Changing Beliefs and Attitudes About Birth in Young Women
Please join us on November 5th when Sarah Uzelac, Division of
Social Sciences, will present Changing Beliefs and Attitudes About
Birth in Young Women.
Due to pervasive cultural influences childbirth is typically
viewed by young women as a painful and frightening event. The
current research investigates whether providing college-attending
women access to information, education, and critical thinking
skills in the area of perinatal care can significantly alter this
belief system. Twenty-seven female students in attendance at a
small, private, four-year liberal arts college participated in one
of two studies examining the effects of a 15-week, seminar-style
undergraduate college course entitled “The Biopsychology of Birth.”
During this presentation, the findings of the studies will be
discussed as well as interpretations of the findings.
This iROC is a preview of a presentation that Dr. Uzelac will be
giving in December at the International Congress of the Association
of Pre- and Perinatal Psychology and Health in Berkeley, CA.

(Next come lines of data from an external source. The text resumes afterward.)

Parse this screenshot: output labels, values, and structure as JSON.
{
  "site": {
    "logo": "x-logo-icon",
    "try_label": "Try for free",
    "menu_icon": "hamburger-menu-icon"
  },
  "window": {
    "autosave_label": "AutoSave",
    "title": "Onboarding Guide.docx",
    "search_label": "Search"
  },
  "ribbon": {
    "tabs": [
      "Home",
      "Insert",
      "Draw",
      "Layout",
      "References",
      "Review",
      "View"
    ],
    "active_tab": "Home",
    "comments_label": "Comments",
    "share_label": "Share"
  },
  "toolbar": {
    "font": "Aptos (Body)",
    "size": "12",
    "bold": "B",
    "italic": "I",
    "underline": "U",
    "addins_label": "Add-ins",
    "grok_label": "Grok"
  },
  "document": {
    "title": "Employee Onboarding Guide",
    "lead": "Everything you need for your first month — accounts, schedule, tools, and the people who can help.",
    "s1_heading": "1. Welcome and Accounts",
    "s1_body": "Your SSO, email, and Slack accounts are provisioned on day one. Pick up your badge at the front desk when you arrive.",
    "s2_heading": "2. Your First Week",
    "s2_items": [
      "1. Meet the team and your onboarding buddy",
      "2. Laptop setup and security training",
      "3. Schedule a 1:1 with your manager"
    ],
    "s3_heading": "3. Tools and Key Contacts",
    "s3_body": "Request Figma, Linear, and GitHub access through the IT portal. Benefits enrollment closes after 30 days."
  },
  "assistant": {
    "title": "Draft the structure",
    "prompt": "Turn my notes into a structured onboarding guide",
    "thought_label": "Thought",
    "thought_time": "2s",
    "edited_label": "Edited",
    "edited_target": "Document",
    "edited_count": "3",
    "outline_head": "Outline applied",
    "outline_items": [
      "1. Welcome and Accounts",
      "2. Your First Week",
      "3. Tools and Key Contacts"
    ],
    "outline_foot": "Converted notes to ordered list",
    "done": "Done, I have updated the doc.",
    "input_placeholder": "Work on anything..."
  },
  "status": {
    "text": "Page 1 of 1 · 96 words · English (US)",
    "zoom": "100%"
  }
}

Sarah Uzelac is Associate Professor of Psychology in the MSMC
Division of Social Sciences. Since joining the Mount faculty, Dr.
Uzelac has been involved in several research projects including
investigations into adolescent egocentrism, internet use in
adolescents and young adults, and a project designed to discover
patterns of homelessness for the Orange County Department of Social
Services. She is also currently pursuing a project focused on the
connection between education, socio-cultural beliefs about birth,
and perinatal interventions.
Changing Beliefs and Attitudes About Birth in Young Women will
take place in the Dominican Center on November 5th at 12:45p. Bring
your lunch or pick up something at the DC Smart Market. Light
refreshments will be served. We hope to see you there!
For more information about this or any of the iROC
presentations, or to volunteer as an iROC speaker, please contact
Dr. Doug Robinson, Assistant Professor of Biology and coordinator
of the iROC program, at 845-569-3648 or email@example.com
or Barbara Petruzzelli, Director of the Library, 845-569-3601, firstname.lastname@example.org.